▸ Problem description:
Read the lines below, and copy any that contain the string "name".

▸ Data provided:
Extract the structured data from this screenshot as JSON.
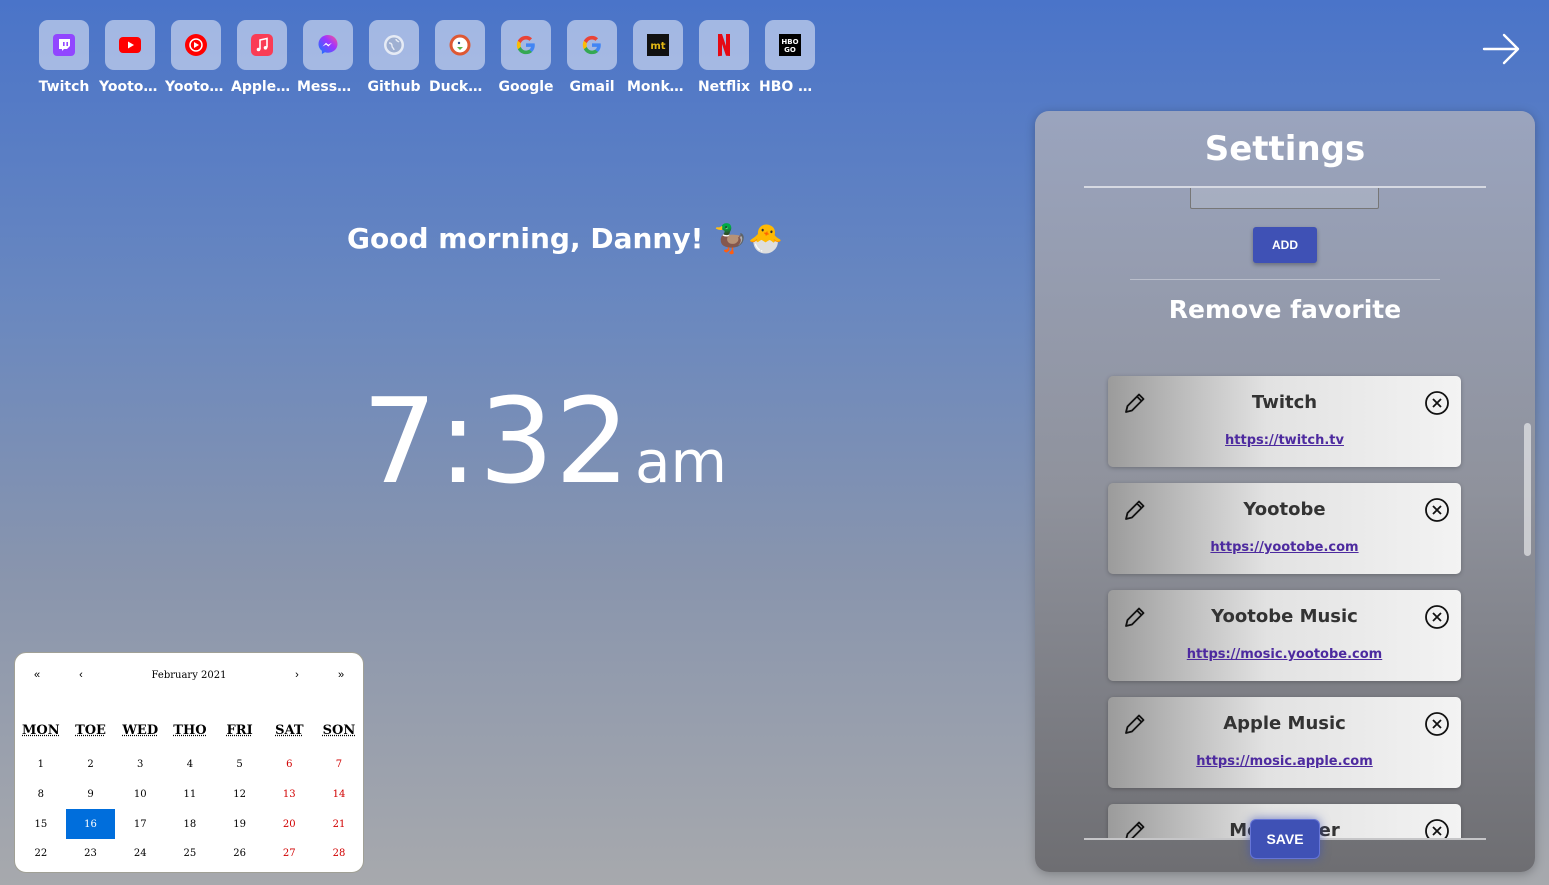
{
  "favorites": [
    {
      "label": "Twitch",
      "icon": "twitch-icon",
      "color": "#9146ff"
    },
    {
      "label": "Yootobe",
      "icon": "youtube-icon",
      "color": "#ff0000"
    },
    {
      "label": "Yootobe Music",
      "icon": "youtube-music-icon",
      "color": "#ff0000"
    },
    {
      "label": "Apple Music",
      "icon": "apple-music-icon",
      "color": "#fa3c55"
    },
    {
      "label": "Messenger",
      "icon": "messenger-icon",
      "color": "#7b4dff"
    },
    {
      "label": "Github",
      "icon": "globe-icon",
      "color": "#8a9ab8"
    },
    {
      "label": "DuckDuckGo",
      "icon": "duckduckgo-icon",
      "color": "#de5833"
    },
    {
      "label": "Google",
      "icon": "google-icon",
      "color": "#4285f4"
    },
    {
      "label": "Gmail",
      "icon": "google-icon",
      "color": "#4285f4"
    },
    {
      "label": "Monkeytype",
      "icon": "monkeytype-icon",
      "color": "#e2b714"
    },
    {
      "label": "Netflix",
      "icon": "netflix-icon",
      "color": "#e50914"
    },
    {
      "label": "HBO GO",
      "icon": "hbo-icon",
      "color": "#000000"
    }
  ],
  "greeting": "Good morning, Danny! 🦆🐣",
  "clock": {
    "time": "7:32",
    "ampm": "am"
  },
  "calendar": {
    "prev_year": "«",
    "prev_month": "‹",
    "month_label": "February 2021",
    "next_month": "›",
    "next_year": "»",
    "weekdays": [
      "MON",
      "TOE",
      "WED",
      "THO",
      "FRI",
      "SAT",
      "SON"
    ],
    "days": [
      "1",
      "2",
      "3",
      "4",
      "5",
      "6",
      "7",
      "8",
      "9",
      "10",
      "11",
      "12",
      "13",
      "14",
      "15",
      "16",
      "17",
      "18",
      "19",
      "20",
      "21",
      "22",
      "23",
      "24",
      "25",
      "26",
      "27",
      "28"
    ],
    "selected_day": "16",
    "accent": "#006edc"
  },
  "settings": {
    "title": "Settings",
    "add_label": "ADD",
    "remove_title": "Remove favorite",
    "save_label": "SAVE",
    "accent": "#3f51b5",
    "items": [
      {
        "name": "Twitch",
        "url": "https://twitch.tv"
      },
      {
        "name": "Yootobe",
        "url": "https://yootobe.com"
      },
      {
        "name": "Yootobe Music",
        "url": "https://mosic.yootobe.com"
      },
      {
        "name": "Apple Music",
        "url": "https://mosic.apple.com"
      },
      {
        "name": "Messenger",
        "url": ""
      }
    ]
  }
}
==
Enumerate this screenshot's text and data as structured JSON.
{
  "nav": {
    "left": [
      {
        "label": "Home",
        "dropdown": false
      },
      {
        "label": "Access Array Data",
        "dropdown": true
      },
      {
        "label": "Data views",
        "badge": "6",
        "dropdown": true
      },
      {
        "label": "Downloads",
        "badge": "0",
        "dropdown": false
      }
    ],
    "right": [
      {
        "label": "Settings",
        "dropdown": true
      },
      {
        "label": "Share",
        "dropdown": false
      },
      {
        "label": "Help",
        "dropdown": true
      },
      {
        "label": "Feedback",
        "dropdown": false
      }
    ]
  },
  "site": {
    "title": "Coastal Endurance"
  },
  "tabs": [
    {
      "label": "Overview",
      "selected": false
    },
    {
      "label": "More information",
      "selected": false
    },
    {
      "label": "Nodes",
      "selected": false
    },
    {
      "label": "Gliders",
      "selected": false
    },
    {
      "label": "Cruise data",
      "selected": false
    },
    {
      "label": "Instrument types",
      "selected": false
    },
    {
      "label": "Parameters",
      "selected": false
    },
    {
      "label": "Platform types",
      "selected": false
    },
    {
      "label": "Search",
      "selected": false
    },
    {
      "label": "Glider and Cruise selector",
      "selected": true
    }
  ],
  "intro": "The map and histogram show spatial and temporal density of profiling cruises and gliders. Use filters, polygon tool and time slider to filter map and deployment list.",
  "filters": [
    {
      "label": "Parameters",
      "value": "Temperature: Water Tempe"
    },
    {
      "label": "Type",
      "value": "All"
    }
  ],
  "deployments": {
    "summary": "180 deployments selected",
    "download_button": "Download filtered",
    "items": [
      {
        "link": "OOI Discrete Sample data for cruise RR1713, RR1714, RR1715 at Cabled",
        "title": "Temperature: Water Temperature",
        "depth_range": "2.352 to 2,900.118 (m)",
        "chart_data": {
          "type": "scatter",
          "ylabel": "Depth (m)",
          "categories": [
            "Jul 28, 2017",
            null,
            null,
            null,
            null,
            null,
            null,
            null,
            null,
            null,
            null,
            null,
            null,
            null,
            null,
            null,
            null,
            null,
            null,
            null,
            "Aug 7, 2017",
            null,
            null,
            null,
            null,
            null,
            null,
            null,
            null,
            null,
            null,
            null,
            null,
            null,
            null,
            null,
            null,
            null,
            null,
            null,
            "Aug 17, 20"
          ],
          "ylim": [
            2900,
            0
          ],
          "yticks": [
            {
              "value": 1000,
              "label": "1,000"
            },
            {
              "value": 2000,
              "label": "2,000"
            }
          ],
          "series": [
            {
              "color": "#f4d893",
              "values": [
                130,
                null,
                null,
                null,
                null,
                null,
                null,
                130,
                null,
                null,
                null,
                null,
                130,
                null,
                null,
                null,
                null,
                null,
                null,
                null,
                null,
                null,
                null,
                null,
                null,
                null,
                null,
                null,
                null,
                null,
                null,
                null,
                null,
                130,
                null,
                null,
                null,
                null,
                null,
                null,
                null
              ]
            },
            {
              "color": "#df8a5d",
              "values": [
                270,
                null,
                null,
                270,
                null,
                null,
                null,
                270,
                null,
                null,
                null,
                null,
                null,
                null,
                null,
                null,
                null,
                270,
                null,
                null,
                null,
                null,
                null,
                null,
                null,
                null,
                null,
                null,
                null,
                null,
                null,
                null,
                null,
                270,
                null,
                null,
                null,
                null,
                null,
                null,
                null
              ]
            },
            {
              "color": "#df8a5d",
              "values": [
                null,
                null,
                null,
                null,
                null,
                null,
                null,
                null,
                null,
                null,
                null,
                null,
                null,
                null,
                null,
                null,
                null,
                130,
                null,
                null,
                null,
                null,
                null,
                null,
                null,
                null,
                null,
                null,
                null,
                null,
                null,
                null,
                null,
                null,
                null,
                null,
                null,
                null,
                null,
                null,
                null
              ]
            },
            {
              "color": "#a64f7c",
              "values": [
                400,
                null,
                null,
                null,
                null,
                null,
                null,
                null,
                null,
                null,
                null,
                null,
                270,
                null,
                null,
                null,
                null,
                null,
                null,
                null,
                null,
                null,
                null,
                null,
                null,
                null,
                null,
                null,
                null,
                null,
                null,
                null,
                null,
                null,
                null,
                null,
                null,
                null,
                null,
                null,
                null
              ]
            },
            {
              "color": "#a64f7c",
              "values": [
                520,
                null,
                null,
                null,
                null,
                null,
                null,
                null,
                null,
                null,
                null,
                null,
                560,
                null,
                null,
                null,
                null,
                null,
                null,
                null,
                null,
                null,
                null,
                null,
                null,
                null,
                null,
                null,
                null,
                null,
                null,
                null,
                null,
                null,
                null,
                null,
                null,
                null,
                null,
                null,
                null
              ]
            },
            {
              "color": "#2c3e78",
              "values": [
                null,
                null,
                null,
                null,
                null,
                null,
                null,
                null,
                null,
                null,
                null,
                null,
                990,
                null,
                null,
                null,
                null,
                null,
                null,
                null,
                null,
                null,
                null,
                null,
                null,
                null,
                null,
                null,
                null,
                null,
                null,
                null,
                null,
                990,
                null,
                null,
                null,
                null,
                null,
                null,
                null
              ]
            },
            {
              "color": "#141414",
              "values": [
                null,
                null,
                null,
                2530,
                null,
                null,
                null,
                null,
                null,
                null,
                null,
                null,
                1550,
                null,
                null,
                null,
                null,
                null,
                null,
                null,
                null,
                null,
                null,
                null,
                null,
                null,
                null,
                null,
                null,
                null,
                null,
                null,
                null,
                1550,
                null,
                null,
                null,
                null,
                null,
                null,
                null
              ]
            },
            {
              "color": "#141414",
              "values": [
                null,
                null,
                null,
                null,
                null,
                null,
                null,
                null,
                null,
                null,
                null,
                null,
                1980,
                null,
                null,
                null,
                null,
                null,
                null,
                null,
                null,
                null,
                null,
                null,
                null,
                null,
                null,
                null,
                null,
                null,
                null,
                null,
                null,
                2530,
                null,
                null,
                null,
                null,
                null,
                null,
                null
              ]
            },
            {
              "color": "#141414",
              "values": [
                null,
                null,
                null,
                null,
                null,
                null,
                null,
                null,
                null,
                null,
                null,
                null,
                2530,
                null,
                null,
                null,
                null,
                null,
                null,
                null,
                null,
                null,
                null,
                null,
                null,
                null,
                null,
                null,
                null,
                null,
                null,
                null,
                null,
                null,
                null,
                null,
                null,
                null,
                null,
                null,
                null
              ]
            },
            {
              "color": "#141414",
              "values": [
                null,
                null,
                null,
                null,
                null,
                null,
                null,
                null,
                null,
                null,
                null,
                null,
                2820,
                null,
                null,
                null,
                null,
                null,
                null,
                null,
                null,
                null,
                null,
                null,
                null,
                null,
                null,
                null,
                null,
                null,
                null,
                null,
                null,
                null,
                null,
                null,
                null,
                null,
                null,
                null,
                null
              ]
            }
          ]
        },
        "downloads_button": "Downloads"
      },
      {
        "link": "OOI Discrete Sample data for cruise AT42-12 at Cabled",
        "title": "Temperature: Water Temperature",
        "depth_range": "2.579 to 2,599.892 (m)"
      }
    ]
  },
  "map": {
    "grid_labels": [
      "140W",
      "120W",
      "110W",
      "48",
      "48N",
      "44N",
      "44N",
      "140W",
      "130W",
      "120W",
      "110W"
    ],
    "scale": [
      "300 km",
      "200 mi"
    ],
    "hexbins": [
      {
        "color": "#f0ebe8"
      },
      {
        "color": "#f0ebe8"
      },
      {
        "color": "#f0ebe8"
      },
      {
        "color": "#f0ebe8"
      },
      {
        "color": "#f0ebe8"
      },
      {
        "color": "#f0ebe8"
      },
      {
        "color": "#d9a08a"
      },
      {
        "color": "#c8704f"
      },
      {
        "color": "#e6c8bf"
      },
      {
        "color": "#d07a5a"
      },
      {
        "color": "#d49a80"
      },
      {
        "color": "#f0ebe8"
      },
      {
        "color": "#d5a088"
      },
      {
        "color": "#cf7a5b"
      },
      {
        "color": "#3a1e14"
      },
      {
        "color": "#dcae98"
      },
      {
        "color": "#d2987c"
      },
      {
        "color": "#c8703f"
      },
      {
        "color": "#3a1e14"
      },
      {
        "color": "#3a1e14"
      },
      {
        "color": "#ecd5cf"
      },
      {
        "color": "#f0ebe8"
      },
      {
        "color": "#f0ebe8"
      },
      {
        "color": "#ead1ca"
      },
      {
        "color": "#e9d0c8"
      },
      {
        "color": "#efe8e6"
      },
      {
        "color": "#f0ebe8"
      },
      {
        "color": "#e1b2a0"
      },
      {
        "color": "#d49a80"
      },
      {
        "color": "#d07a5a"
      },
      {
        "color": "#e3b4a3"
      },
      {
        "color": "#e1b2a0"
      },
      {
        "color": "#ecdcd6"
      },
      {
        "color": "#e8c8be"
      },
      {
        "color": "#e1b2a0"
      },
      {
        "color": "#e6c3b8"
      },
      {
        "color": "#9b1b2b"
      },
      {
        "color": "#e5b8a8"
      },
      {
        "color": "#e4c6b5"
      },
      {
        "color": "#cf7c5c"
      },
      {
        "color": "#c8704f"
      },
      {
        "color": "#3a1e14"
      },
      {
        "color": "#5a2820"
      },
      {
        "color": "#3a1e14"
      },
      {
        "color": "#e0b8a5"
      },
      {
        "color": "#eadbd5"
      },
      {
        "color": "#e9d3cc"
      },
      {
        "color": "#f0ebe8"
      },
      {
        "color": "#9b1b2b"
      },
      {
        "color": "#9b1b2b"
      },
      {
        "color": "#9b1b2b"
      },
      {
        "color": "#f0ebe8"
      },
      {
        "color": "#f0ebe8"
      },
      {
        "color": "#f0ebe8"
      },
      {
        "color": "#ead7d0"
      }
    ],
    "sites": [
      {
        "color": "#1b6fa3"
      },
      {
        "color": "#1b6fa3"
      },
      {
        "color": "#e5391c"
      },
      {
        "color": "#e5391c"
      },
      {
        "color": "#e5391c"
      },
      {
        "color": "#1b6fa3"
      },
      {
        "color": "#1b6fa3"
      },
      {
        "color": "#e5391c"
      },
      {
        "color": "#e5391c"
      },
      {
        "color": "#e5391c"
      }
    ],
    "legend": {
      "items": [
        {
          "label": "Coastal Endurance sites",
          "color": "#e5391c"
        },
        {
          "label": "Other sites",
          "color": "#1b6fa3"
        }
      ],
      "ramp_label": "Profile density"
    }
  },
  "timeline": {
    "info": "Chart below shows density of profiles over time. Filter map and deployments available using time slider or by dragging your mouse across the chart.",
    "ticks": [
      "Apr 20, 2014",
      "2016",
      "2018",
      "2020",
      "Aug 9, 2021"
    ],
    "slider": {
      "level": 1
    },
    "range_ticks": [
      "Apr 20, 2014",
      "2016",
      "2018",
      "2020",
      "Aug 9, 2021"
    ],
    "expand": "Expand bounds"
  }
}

▸ Solution below:
        "name": "Twitch",
        "name": "Yootobe",
        "name": "Yootobe Music",
        "name": "Apple Music",
        "name": "Messenger",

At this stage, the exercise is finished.